◆ PROBLEM DESCRIPTION
Please copy each line below that contains the string "step".

START INPUT DATA

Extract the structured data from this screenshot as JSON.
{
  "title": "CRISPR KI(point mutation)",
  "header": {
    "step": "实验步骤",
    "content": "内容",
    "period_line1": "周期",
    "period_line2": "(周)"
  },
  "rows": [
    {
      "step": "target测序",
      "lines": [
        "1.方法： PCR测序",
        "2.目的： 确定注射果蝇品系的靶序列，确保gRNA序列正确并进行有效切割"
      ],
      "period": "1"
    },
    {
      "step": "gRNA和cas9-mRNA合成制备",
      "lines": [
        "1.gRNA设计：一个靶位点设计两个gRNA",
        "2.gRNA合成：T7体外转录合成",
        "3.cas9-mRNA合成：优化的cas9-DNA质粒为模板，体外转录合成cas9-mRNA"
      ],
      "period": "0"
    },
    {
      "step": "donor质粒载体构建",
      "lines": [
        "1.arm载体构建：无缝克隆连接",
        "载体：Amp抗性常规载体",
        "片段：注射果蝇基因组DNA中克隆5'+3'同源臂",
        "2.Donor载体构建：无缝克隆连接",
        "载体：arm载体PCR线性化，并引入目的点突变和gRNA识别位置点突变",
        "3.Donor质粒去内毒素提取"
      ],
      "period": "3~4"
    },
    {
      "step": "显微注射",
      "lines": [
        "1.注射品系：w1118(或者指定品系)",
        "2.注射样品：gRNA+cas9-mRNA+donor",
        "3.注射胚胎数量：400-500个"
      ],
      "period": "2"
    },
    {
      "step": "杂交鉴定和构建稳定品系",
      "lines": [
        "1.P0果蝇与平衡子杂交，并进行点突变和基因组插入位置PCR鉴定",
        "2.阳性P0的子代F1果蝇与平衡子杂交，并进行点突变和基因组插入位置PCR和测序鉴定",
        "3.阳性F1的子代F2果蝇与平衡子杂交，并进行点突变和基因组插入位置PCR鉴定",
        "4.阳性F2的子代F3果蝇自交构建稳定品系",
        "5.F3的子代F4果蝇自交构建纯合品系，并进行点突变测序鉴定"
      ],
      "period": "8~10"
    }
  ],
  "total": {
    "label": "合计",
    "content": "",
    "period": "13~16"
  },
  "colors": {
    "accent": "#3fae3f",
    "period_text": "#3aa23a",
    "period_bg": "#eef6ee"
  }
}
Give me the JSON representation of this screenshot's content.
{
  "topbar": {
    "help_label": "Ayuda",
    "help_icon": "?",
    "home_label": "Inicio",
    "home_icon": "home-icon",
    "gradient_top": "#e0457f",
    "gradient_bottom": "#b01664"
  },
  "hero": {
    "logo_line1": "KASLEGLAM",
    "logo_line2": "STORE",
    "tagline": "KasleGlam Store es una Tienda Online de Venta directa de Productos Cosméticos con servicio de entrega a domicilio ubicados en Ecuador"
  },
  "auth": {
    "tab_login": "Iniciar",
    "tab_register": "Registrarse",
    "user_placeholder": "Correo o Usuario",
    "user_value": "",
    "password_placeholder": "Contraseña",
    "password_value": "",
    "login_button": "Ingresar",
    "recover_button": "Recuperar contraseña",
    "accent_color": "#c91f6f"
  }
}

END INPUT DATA

◆ RESPONSE
    "step": "实验步骤",
      "step": "target测序",
      "step": "gRNA和cas9-mRNA合成制备",
      "step": "donor质粒载体构建",
      "step": "显微注射",
      "step": "杂交鉴定和构建稳定品系",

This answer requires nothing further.